Well, it is tricky to see how they would do it, given that episode four of The Tenth Planet was pitched into a rubbish bin back in the 1970s. But here are (four?) ways in which they may resurrect the episode …
1: Using the surviving footage and telesnaps
It is had to imagine a modern audience reacting well to telesnaps (although some fans joked that Bill’s Black & white slow-mo footage in World Enough and Time was meant to be a homage to the telesnaps!) – but it would be the most faithful recreation of the last moments of The Tenth Planet, not least by including the surviving footage of the regeneration itself.
2: Using the animations from The Tenth Planet DVD
It is open to debate if fans would consider this an improvement on telesnaps – the quality is good for what it is, but is definitely not top drawer.
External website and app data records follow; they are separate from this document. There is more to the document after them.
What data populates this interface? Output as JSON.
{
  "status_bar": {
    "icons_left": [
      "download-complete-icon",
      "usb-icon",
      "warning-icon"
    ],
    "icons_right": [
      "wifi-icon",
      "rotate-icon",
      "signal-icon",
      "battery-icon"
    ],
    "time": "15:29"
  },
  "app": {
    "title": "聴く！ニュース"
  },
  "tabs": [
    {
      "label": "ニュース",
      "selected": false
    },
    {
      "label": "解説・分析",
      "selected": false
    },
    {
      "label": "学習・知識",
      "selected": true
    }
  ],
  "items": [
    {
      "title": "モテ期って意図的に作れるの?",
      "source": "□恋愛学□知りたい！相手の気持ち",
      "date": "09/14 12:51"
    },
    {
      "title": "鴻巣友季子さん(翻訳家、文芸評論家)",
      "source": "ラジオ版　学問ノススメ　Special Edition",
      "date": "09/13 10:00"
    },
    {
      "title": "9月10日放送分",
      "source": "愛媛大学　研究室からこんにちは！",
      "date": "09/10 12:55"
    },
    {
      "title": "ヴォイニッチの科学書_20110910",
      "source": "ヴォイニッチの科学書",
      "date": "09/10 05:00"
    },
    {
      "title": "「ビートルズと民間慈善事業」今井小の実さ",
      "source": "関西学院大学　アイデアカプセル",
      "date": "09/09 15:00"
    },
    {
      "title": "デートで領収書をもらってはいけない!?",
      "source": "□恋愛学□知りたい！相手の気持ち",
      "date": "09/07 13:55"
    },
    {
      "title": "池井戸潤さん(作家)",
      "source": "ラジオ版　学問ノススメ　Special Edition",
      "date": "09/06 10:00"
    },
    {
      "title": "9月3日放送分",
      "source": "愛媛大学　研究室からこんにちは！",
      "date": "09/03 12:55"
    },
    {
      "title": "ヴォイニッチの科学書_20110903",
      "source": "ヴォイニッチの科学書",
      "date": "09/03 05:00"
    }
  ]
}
The other animated option could be …
3: Using the animations from The Power of the Daleks DVD
While missing the very last lines of dialogue from The Tenth Planet, the animation itself is stunning, and arguably a better lead into The Power of the Daleks – which one would assume the BBC would want to encourage!
4: Recreating the final two minutes using David Bradley
This does seem the most likely – it is strongly rumoured that they have recreated an exact model of the Hartnell TARDIS set, and it would not be difficult to find lookalikes of Michael Craze and Anneke Wills – and of course they could film it in lovely High-Definition colour.
There is a fifth, rather incredible possibility. One for which there is no proof, but would certainly be the greatest Christmas present in the show’s history if it were true. Option five – Broadcasting a recovered and restored copy of the original episode four.
As I say, I have no proof of this; no contacts; no nudges; no leaked material – not a sausage. I would say on balance of probability that the most likely option of the above is the fourth – to simply re-shoot the Tenth Planet from the moment Hartnell leaves the Cybermen’s spaceship, to the point that Polly pulls back the Doctor’s scarf and his regeneration begins. There is no public reason to suppose that the BBC have anything else in mind.
However … given the speculation that has taken place since the Bleeding Cool article in the summer of 2013, it is not hard to imagine that perhaps the episode four has been recovered. In such a scenario it would be extremely tempting to tie in the recovery with the departure of Peter Capaldi and with David Bradley reprising the role of the first Doctor. If true, it means the BBC have hidden a missing episode recovery in the most outrageous way imaginable – in plain sight. Unlikely? Undoubtedly so. Impossible? Let’s not assume …
Disclaimer: In the probable event that this gets shared, I would like to emphasise that this is nothing more than idle speculation! All shared images and media are the copyright of the BBC and are for informational and educative purposes. While you’re reading this, do also take the time to buy An Adventure in Space and Time and get a flavour of what David Bradley will be like as the Doctor!